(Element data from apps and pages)
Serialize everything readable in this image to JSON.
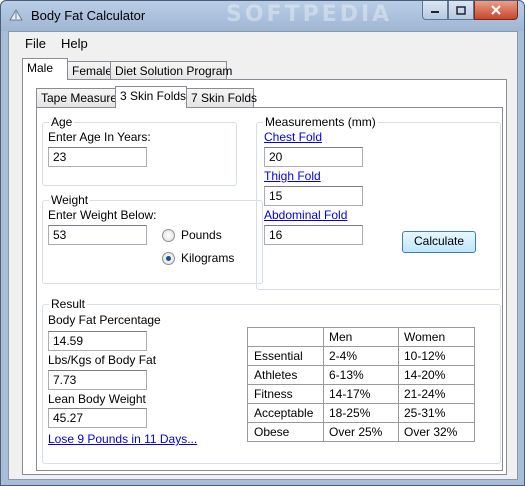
{
  "window": {
    "title": "Body Fat Calculator",
    "watermark": "SOFTPEDIA"
  },
  "menu": {
    "file": "File",
    "help": "Help"
  },
  "main_tabs": [
    {
      "label": "Male"
    },
    {
      "label": "Female"
    },
    {
      "label": "Diet Solution Program"
    }
  ],
  "sub_tabs": [
    {
      "label": "Tape Measure"
    },
    {
      "label": "3 Skin Folds"
    },
    {
      "label": "7 Skin Folds"
    }
  ],
  "age": {
    "group_title": "Age",
    "label": "Enter Age In Years:",
    "value": "23"
  },
  "weight": {
    "group_title": "Weight",
    "label": "Enter Weight Below:",
    "value": "53",
    "unit_options": [
      "Pounds",
      "Kilograms"
    ],
    "selected_unit": "Kilograms"
  },
  "measurements": {
    "group_title": "Measurements (mm)",
    "chest_label": "Chest Fold",
    "chest_value": "20",
    "thigh_label": "Thigh Fold",
    "thigh_value": "15",
    "abdominal_label": "Abdominal Fold",
    "abdominal_value": "16",
    "calculate_label": "Calculate"
  },
  "result": {
    "group_title": "Result",
    "body_fat_label": "Body Fat Percentage",
    "body_fat_value": "14.59",
    "fat_weight_label": "Lbs/Kgs of Body Fat",
    "fat_weight_value": "7.73",
    "lean_label": "Lean Body Weight",
    "lean_value": "45.27",
    "promo_link": "Lose 9 Pounds in 11 Days..."
  },
  "reference_table": {
    "headers": [
      "",
      "Men",
      "Women"
    ],
    "rows": [
      [
        "Essential",
        "2-4%",
        "10-12%"
      ],
      [
        "Athletes",
        "6-13%",
        "14-20%"
      ],
      [
        "Fitness",
        "14-17%",
        "21-24%"
      ],
      [
        "Acceptable",
        "18-25%",
        "25-31%"
      ],
      [
        "Obese",
        "Over 25%",
        "Over 32%"
      ]
    ]
  },
  "icons": [
    "calculator-app-icon",
    "minimize-icon",
    "maximize-icon",
    "close-icon"
  ]
}
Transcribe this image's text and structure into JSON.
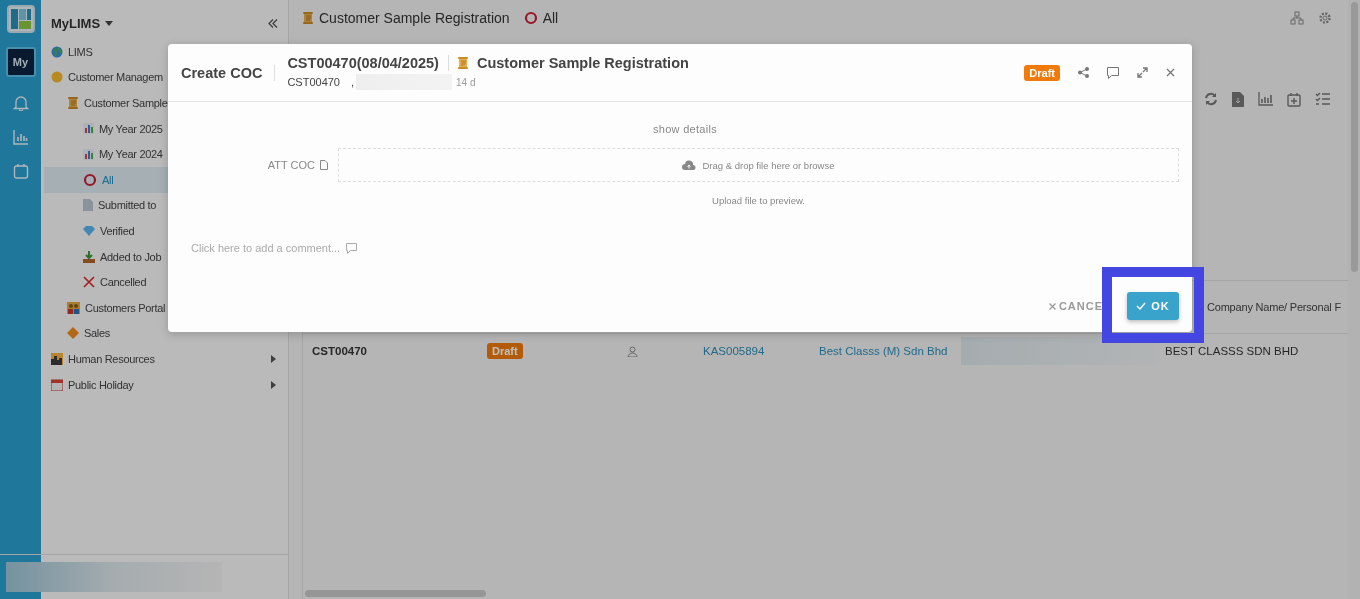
{
  "rail": {
    "badge": "My"
  },
  "sidebar": {
    "title": "MyLIMS",
    "items": [
      {
        "label": "LIMS",
        "selected": false
      },
      {
        "label": "Customer Managem",
        "selected": false,
        "expanded": true,
        "children": [
          {
            "label": "Customer Sample",
            "selected": false,
            "expanded": true,
            "children": [
              {
                "label": "My Year 2025",
                "selected": false
              },
              {
                "label": "My Year 2024",
                "selected": false
              },
              {
                "label": "All",
                "selected": true
              },
              {
                "label": "Submitted to",
                "selected": false
              },
              {
                "label": "Verified",
                "selected": false
              },
              {
                "label": "Added to Job",
                "selected": false
              },
              {
                "label": "Cancelled",
                "selected": false
              }
            ]
          },
          {
            "label": "Customers Portal",
            "selected": false
          },
          {
            "label": "Sales",
            "selected": false
          }
        ]
      },
      {
        "label": "Human Resources",
        "selected": false,
        "expanded": false
      },
      {
        "label": "Public Holiday",
        "selected": false,
        "expanded": false
      }
    ]
  },
  "breadcrumb": {
    "module": "Customer Sample Registration",
    "view": "All"
  },
  "table": {
    "columns": [
      {
        "label": "Company Name/ Personal F"
      }
    ],
    "rows": [
      {
        "id": "CST00470",
        "status": "Draft",
        "reference": "KAS005894",
        "customer": "Best Classs (M) Sdn Bhd",
        "company_name": "BEST CLASSS SDN BHD"
      }
    ]
  },
  "dialog": {
    "title": "Create COC",
    "record": "CST00470(08/04/2025)",
    "module": "Customer Sample Registration",
    "code": "CST00470",
    "separator": ",",
    "age": "14 d",
    "status": "Draft",
    "show_details": "show details",
    "attachment_label": "ATT COC",
    "dropzone": "Drag & drop file here or browse",
    "preview_hint": "Upload file to preview.",
    "comment_placeholder": "Click here to add a comment...",
    "cancel": "CANCE",
    "ok": "OK"
  }
}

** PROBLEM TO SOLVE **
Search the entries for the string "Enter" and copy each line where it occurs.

** PROBLEM SOLUTION **
    "label": "Enter Age In Years:",
    "label": "Enter Weight Below:",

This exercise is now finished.